Data sources: Studies were identified by searching MEDLINE (1966 to 1999), the Cochrane Library, and bibliographies of identified articles and reviews and by contacting an expert
Study selection: Diagnostic test articles were included if they reported on controlled studies; treatment articles were included if they reported on randomized or controlled trials. No language restrictions were applied.
Data extraction: For each selected article, two investigators independently extracted key data on study design, patient characteristics, diagnostic test or treatment characteristics, and outcomes.
Data synthesis: 19 diagnostic test articles and 14 treatment trials met the inclusion criteria The disparity among studies in design, interventions, and other factors precluded quantitative analysis or pooling of the findings. Diagnostic test articles included 1384 men (mean age, 33 to 67 years) and evaluated infection; inflammation, immunology, and biochemistry; psychological factors; and ultrasonography. Treatment trials included 570 men (mean age, 38 to 45 years) and evaluated medications used to treat benign prostatic hyperplasia, anti-inflammatory drugs, antibiotics, thermotherapy, and miscellaneous medications. No trial was done in the United States.

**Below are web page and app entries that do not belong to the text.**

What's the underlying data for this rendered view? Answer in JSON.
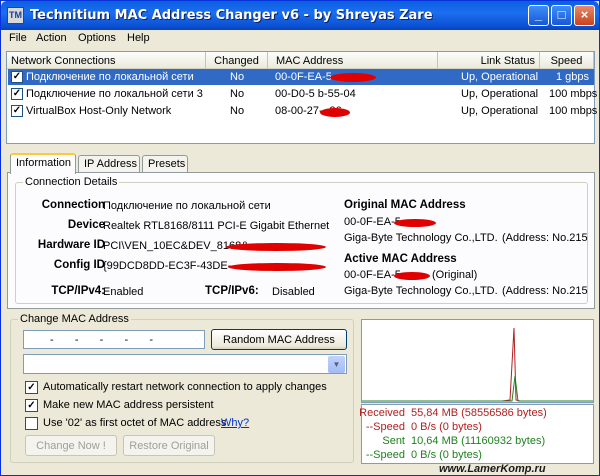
{
  "window": {
    "title": "Technitium MAC Address Changer v6 - by Shreyas Zare",
    "icon_text": "TM"
  },
  "menu": [
    "File",
    "Action",
    "Options",
    "Help"
  ],
  "network_list": {
    "columns": [
      "Network Connections",
      "Changed",
      "MAC Address",
      "Link Status",
      "Speed"
    ],
    "rows": [
      {
        "name": "Подключение по локальной сети",
        "changed": "No",
        "mac": "00-0F-EA-5",
        "status": "Up, Operational",
        "speed": "1 gbps",
        "checked": true,
        "selected": true
      },
      {
        "name": "Подключение по локальной сети 3",
        "changed": "No",
        "mac": "00-D0-5   b-55-04",
        "status": "Up, Operational",
        "speed": "100 mbps",
        "checked": true,
        "selected": false
      },
      {
        "name": "VirtualBox Host-Only Network",
        "changed": "No",
        "mac": "08-00-27-       -26",
        "status": "Up, Operational",
        "speed": "100 mbps",
        "checked": true,
        "selected": false
      }
    ]
  },
  "tabs": [
    "Information",
    "IP Address",
    "Presets"
  ],
  "connection_details": {
    "group_title": "Connection Details",
    "connection_label": "Connection",
    "connection_value": "Подключение по локальной сети",
    "device_label": "Device",
    "device_value": "Realtek RTL8168/8111 PCI-E Gigabit Ethernet",
    "hardware_label": "Hardware ID",
    "hardware_value": "PCI\\VEN_10EC&DEV_8168&",
    "config_label": "Config ID",
    "config_value": "{99DCD8DD-EC3F-43DE-",
    "tcpv4_label": "TCP/IPv4:",
    "tcpv4_value": "Enabled",
    "tcpv6_label": "TCP/IPv6:",
    "tcpv6_value": "Disabled",
    "original_mac_title": "Original MAC Address",
    "original_mac_value": "00-0F-EA-5",
    "original_vendor": "Giga-Byte Technology Co.,LTD.",
    "original_address": "(Address: No.215",
    "active_mac_title": "Active MAC Address",
    "active_mac_value": "00-0F-EA-5",
    "active_mac_suffix": "(Original)",
    "active_vendor": "Giga-Byte Technology Co.,LTD.",
    "active_address": "(Address: No.215"
  },
  "change_mac": {
    "group_title": "Change MAC Address",
    "mac_input_value": "-   -   -   -   -",
    "random_button": "Random MAC Address",
    "options": [
      {
        "label": "Automatically restart network connection to apply changes",
        "checked": true
      },
      {
        "label": "Make new MAC address persistent",
        "checked": true
      },
      {
        "label": "Use '02' as first octet of MAC address",
        "checked": false,
        "link": "Why?"
      }
    ],
    "change_now_button": "Change Now !",
    "restore_button": "Restore Original"
  },
  "traffic": {
    "received_label": "Received",
    "received_value": "55,84 MB (58556586 bytes)",
    "received_speed_label": "--Speed",
    "received_speed_value": "0 B/s (0 bytes)",
    "sent_label": "Sent",
    "sent_value": "10,64 MB (11160932 bytes)",
    "sent_speed_label": "--Speed",
    "sent_speed_value": "0 B/s (0 bytes)",
    "received_color": "#b02020",
    "sent_color": "#208020"
  },
  "watermark": "www.LamerKomp.ru"
}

Conclusions: There is no gold-standard diagnostic test for chronic abacterial prostatitis, and the methodologic quality of available studies of diagnostic tests is low. The few treatment trials are methodologically weak and involved small samples. The routine use of antibiotics and alpha-blockers to treat chronic abacterial prostatitis is not supported by the existing evidence.